-- Data in this exercise follows --

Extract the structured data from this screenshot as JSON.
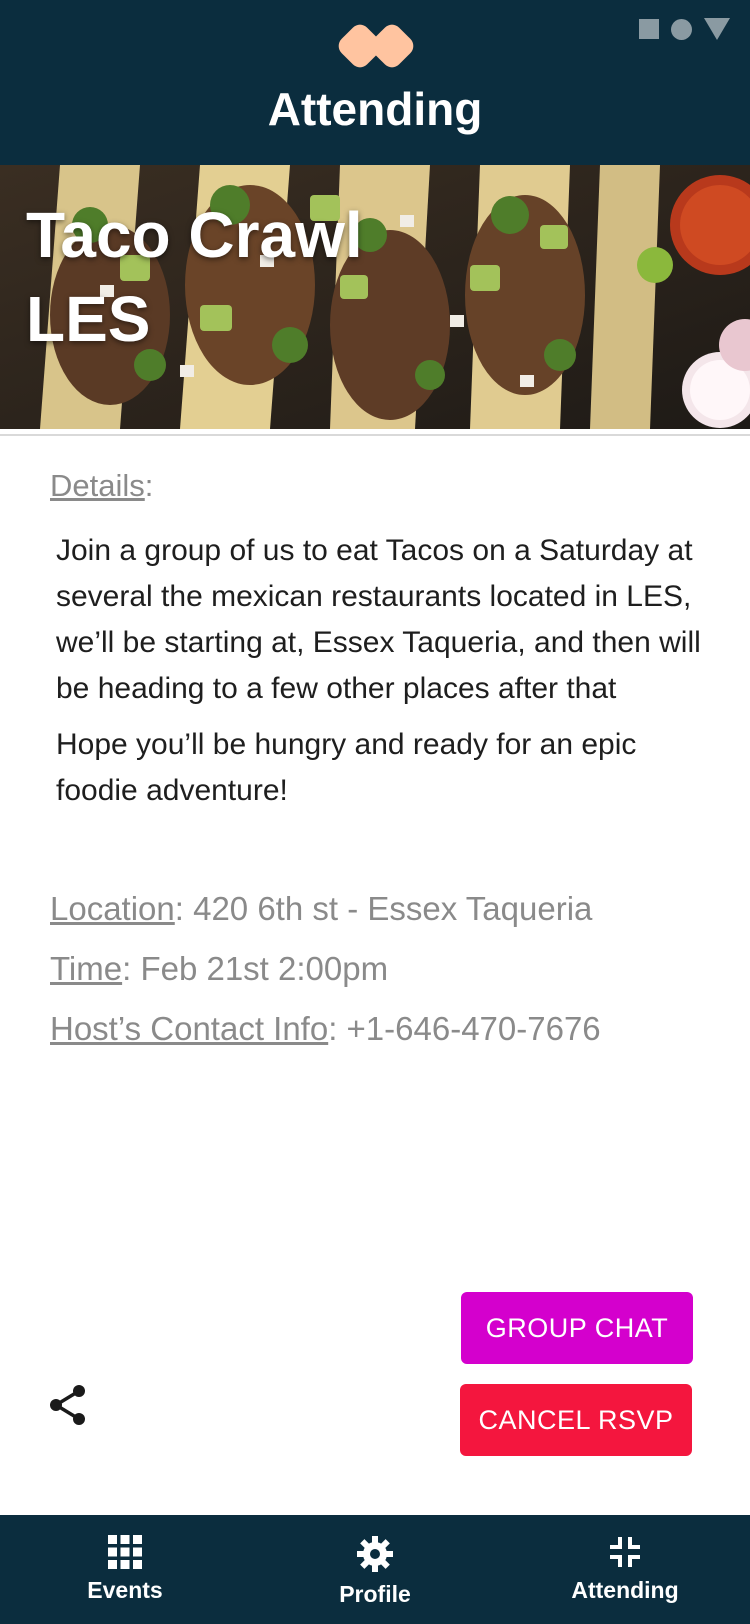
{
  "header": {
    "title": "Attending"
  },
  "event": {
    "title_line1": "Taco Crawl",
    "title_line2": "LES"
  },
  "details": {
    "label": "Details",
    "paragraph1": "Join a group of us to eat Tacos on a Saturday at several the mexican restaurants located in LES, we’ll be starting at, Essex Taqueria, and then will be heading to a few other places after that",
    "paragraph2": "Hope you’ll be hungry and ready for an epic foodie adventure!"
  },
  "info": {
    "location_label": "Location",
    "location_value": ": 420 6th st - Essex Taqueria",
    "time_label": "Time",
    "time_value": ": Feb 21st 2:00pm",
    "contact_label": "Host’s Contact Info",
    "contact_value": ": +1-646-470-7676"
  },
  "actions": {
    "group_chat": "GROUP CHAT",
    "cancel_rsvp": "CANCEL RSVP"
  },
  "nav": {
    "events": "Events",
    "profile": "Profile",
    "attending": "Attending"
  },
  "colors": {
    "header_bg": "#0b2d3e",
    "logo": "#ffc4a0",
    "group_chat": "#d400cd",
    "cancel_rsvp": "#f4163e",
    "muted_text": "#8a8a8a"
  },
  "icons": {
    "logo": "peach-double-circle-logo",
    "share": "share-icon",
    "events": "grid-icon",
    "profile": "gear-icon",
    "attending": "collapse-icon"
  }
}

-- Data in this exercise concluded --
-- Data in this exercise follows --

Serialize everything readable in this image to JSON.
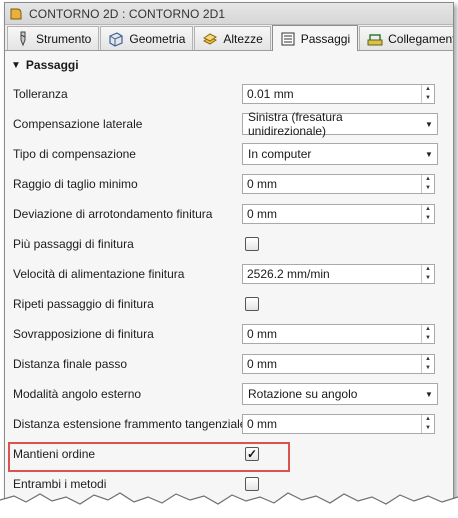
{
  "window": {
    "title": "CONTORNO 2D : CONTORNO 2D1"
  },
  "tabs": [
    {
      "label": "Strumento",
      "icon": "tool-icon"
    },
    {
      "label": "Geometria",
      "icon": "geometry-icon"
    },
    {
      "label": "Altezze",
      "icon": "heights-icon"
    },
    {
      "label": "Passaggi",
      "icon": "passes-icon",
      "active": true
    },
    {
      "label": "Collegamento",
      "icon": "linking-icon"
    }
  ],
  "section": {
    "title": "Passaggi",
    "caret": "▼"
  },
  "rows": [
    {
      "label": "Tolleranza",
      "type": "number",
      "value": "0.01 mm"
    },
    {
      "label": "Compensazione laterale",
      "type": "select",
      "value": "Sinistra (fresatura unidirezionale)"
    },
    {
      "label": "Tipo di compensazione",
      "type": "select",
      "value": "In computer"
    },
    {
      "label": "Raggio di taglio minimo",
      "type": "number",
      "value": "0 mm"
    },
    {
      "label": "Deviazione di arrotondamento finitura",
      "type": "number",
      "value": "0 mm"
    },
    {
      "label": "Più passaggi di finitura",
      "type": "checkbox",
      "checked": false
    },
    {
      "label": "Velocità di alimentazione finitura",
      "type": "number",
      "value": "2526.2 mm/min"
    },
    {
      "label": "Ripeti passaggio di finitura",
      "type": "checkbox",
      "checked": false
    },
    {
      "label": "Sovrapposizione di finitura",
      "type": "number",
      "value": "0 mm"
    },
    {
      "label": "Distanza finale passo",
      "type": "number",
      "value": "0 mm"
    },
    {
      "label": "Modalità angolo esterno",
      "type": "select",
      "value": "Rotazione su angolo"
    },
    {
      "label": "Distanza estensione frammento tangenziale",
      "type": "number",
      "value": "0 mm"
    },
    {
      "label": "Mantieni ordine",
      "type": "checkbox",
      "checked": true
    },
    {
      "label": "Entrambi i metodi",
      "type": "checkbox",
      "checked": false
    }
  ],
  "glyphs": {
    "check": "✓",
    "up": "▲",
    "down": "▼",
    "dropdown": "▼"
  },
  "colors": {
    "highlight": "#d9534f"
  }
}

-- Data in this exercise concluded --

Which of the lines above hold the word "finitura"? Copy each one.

      "label": "Deviazione di arrotondamento finitura",
      "label": "Più passaggi di finitura",
      "label": "Velocità di alimentazione finitura",
      "label": "Ripeti passaggio di finitura",
      "label": "Sovrapposizione di finitura",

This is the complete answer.